The Goelets were among New York City’s most significant real estate developers, erecting architecturally important buildings such as the Goelet Building (894-900 Broadway), the Gorham Building (889 Broadway) and the Judge Building (110-112 Fifth Avenue). Robert Goelet was the director of Chemical Bank, which would later become Chase Manhattan.
The Sixth Avenue portion of Ladies’ Mile served middle- and working-class commuters; the Fifth Avenue shopping section was less noisy and cleaner, the precursor to what is now still the most expensive retail space per square foot on earth. This area spilled over onto Broadway and catered to the wealthier clientele of the “carriage trade,” according to New York University historian Mosette Broderick. Lord & Taylor, still a high-end retail concern, is the only remaining brand from Associated Dry Goods Inc. and later May Department stores, once major retail conglomerates.
The building constructed for it has endured as well.
Lord & Taylor’s cachet helped Broadway north of Union Square to develop into a retail destination. Within its first three days, more than 10,000 people rode the store’s steam-powered elevators, then a novelty. Selling men’s and women’s clothing, carpeting and cloth, Lord & Taylor also pioneered new concepts, such as merchandising (the store had the first Christmas display windows). The company took over neighboring 893 Broadway in 1907, when Morrison & Son, another dry goods company, moved uptown, altering the ground-floor storefront on Broadway to match its adjoining building at 895-901 Broadway.
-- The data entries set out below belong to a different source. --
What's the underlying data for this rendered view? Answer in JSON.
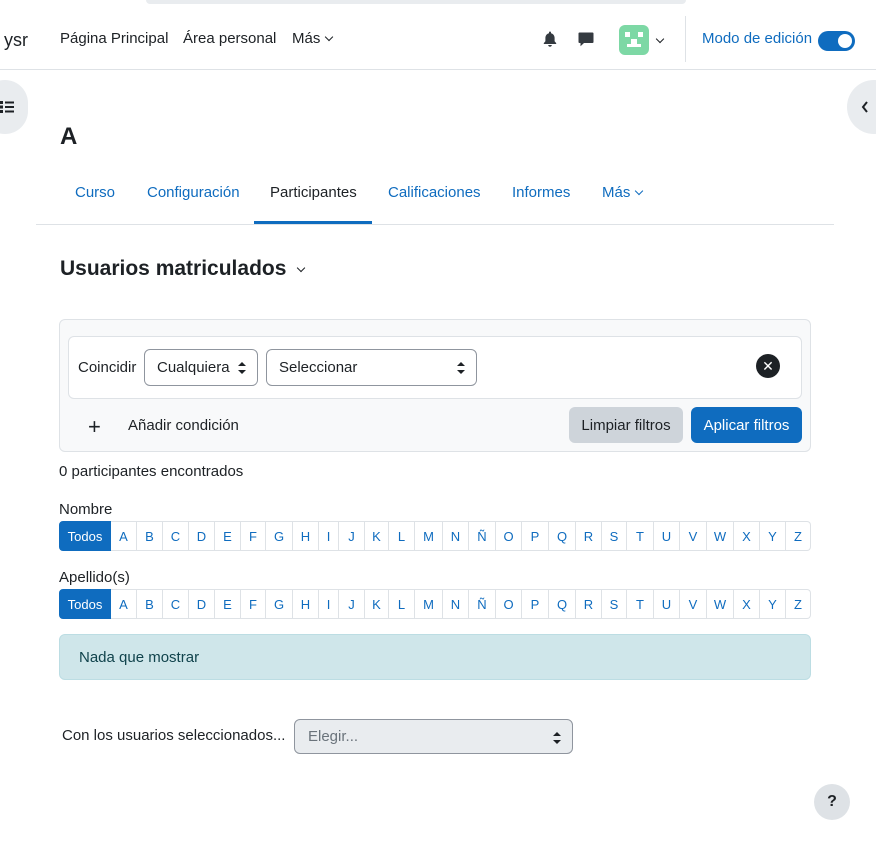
{
  "navbar": {
    "brand": "ysr",
    "links": [
      "Página Principal",
      "Área personal",
      "Más"
    ],
    "notifications_icon": "bell-icon",
    "messages_icon": "chat-icon",
    "edit_mode_label": "Modo de edición",
    "edit_mode_on": true
  },
  "course": {
    "title": "A"
  },
  "tabs": {
    "items": [
      "Curso",
      "Configuración",
      "Participantes",
      "Calificaciones",
      "Informes",
      "Más"
    ],
    "active": "Participantes"
  },
  "page": {
    "title": "Usuarios matriculados"
  },
  "filters": {
    "match_label": "Coincidir",
    "match_value": "Cualquiera",
    "type_placeholder": "Seleccionar",
    "add_condition_label": "Añadir condición",
    "clear_label": "Limpiar filtros",
    "apply_label": "Aplicar filtros"
  },
  "result_count": "0 participantes encontrados",
  "initials": {
    "firstname_label": "Nombre",
    "lastname_label": "Apellido(s)",
    "all_label": "Todos",
    "letters": [
      "A",
      "B",
      "C",
      "D",
      "E",
      "F",
      "G",
      "H",
      "I",
      "J",
      "K",
      "L",
      "M",
      "N",
      "Ñ",
      "O",
      "P",
      "Q",
      "R",
      "S",
      "T",
      "U",
      "V",
      "W",
      "X",
      "Y",
      "Z"
    ]
  },
  "empty_message": "Nada que mostrar",
  "bulk": {
    "label": "Con los usuarios seleccionados...",
    "placeholder": "Elegir..."
  },
  "help": "?",
  "colors": {
    "primary": "#0f6cbf",
    "alert_bg": "#cfe6ea",
    "avatar": "#7dd8a5"
  }
}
But the retailer had built a small kingdom destined to decay. In 1915, Lord & Taylor departed to its current location, at 38th and Fifth Avenue, following the inevitable flow of retail further uptown. After their departure, both 893 and 901 Broadway were used for manufacturing and fell into obscurity for the better part of the century.
With its mansard roof and intricately ornamental exterior, 901 Broadway was an obvious candidate for landmark status, which it received in 1977. But by 1987, it was the focus of a Times piece highlighting the lack of financial incentives for owners of landmarked buildings to continue their sometimes very expensive upkeep. “Almost by definition, a landmark incorporates craftsmanship and features that are exceedingly difficult to replicate. Consequently, the cost of historically accurate repair work can be staggering.” The owner at the time, Saul Gordon, was letting the building decline rather than hire highly skilled labor. The millions it would cost to restore “would be out of sync with the building’s limited economic potential as a 118-year-old loft building.”
But the tide turned for that area, unquestionably. By 1995, new owner Darius Sakhai was replacing the storefronts and restoring the building’s upper facade. At the time, the building was occupied only by a nightclub on the ground floor.
The developer of Coney Island fame, Joseph Sitt, acquired 901 Broadway in 2006 for $17.375 million through his Thor Equities. In a quiet and surprising transaction in the late summer of 2009, Mr. Sitt sold it to a Spanish businessman, a mysterious self-described “industrialist,” for nearly $25 million, according to The Real Deal. That put the sale at $1,715 per square foot, a staggeringly high price for investment sales in post-Lehman Manhattan. The new owner has not been named, but he paid all cash in a deal that may very well encapsulate a Great Recession trend: first-time foreign buyers picking up New York City buildings with no mortgage.
And 901 Broadway is enjoying renewed retail cachet, despite its dark period in the middle of the 20th century. The ground floor is now occupied by trendy women’s clothing retailer Miss Sixty, with the next three floors rented by a gallery. The fifth floor penthouse remains available. Retail asking rents in the Flatiron area, according to CB Richard Ellis’ latest report, average $276 per square foot annually.